Hmm, I was thinking of buying a listing there. Now, maybe not.
Does anyone think that's a misuse of the tag?
Anybody want to speculate on what the reason for doing that is?
Considering the amount of traffic they send (which is little at best), I find it rather humorous that they've done something to devalue buying a link there. With a human editorial process, it seems kind of stupid to say "we don't trust this link"... if you don't trust the link, don't take their two hundred bucks and put them in your directory.
You know what's going to happen, the search engines are going to have to deprecate this tag because everyone misuses it.
Perhaps someone thinks it will improve their rankings? I'd give it a go; I don't recall seeing them much in my searches--about as often as I used to see them in my logs.
|You know what's going to happen, the search engines are going to have to deprecate this tag because everyone misuses it. |
I've been surfing with the Search Status extension for FireFox set to automatically highlight nofollow links and it's very enlightening. More and more sites are using nofollow to manipulate link popularity with both internal and external links.

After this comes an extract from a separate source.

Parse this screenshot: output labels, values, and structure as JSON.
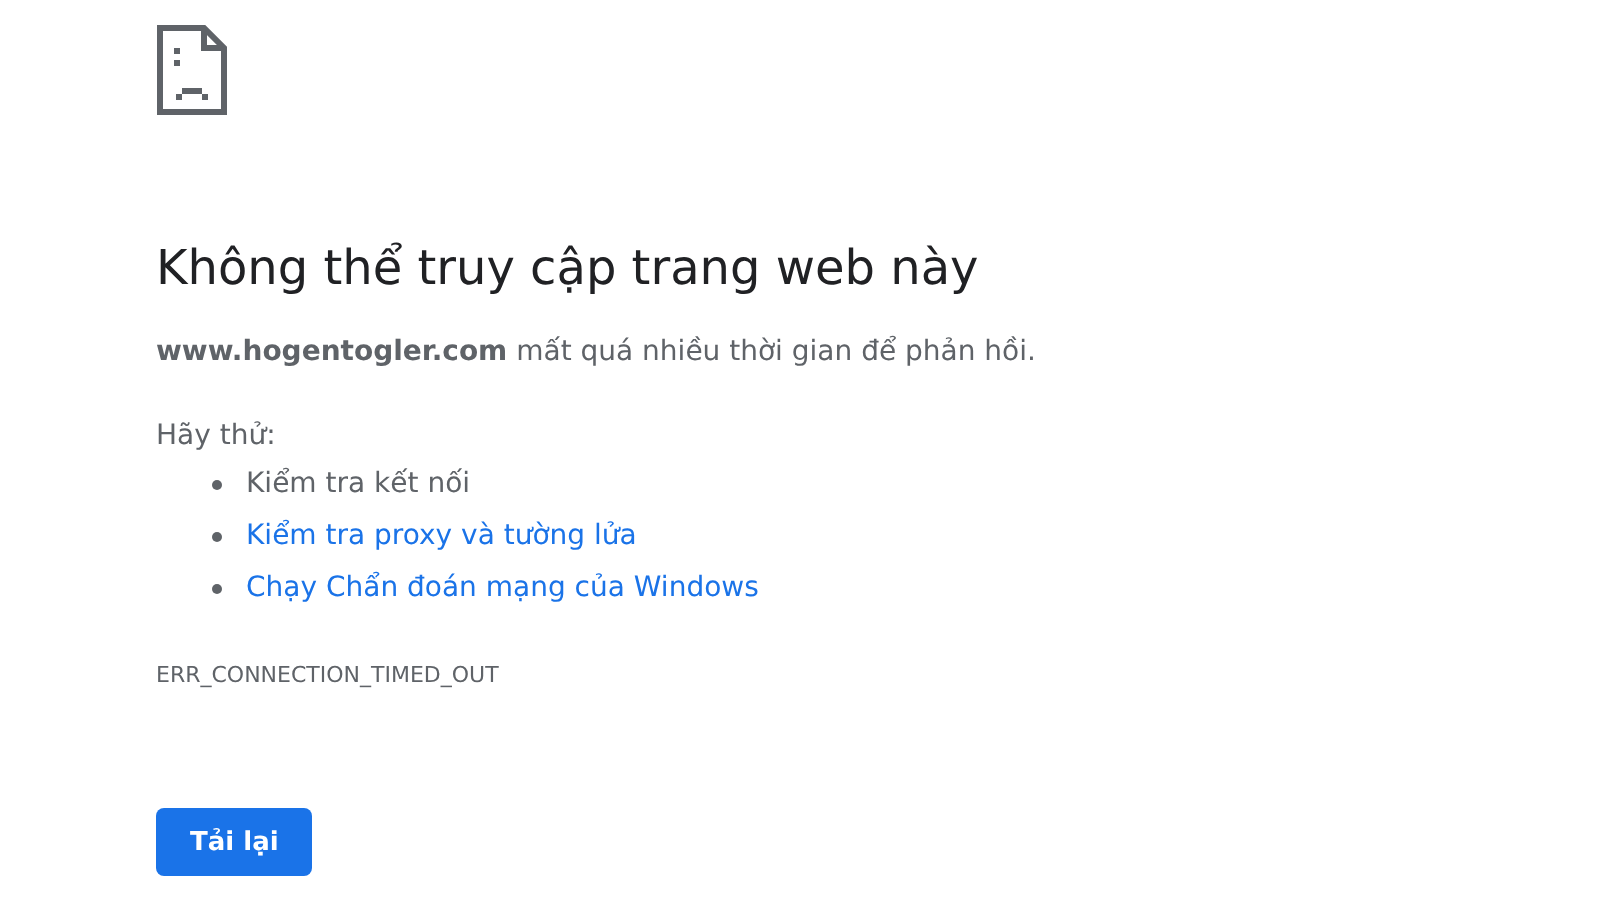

Here's an example of nofollow being misused (in my opinion) on an official google blog I saw the other day:
The link to JavaOne has nofollow. It seems Google doesn't trust Sun, or could it be they are manipulating link popularity?
Actually, I think that's exactly what the tag was designed for. business.c0m (as acurately stated in this thread) is nothing more than a paid links directory. The amount of traffic they send is dismal at best. The main value was in the link itself and paid links are supposed to be nofollowed. (please, no snickering)
And a previous poster is correct --b.com will now be of zero value to most people with their nofollowed links.
Is Yahoo next?
The "nofollow" tag was intoduced by google ostensibly to protect forum and blog owners from unsolicited spam in the comments sections. It later morphed into an algo "helper" for G$$G when Matt Cutts promoted extending the use of the tag to include "paid links".
Yahoo considers it a mistake that it was even intoduced into the web and as far as I know G$$G is the only SE that MIGHT be using it.
For add'l info you may want to do a search on "jeremy zawodny nofollow". The effects of the tag have inhibited the very thing that makes the web work (linking).
I personally feel that Matt Cutts did a "sneaky redirect" when he promoted the use of the tag as a way to combat comment spam and then later upped its use to "paid links", its one thing to index the web quite another to attempt to reshape it to the liking of your commercial interest.
business.com was intimidated into using a tag that will impact their revenues -- the value of a listing there just went down by orders of magnitude BUT G$$G can plaster their ubiquitous ads ad nauseum. The short story is G$$G gets paid for ads, no else does.
You want exposure? You buy into the G$$G mess.
That tag should be dead and buried.
[edited by: TypicalSurfer at 4:14 pm (utc) on June 24, 2006]
Or ODP :)
Believe me they are not in the same league as Y or ODP. There are simply one giant circle of ad clicks, the content isn't worth a dime, just a click generating machine. Look closely and you will see what I mean. I dropped all renews a while back.
I personally use their PPC engine for a medium sized B2B company with lukewarm results, but enough to stay with the program. I agree though, all it is, is a giant click machine(and one designed to give traffic to their PPC customers, not those who paid for the standard listings.)
I actually find their PPC app to be 2nd to Adwords(blows overture and MSN out of the water)
I had considered buying an actual directory link but had never actually gone through with it. (now I'm happy I didn't.) I'm sure they didn't inform any customers of this change.
A problem I had with them, that the "no follow" tag now fixes is, once you deleted a PPC listing with them, it would automatically turn into a regular link for 15 days. At this time Google would then index my tracking URLs, and screw with all of my SERP positions.
That would be one guess as to why they did this, but adding "no follow" to the standard links is another story.
I wouldn't think the ODP would follow down that road. They seem to be a bright bunch, and I suspect they would know how to properly utilize these tags.
From Google's website [googleblog.blogspot.com]:
|it's... a way to make sure that spammers get no benefit from abusing public areas like blog comments, trackbacks, and referrer lists. |
Q: What types of links should get this attribute?
A: We encourage you to use the rel="nofollow" attribute anywhere that users can add links by themselves, including within comments, trackbacks, and referrer lists. Comment areas receive the most attention, but securing every location where someone can add a link is the way to keep spammers at bay.
It's commonly understood that manipulating the way a search engine ranks websites- beyond making a site spiderable and making sure the content contains keywords, is spam. So is misusing the no-follow tag any different?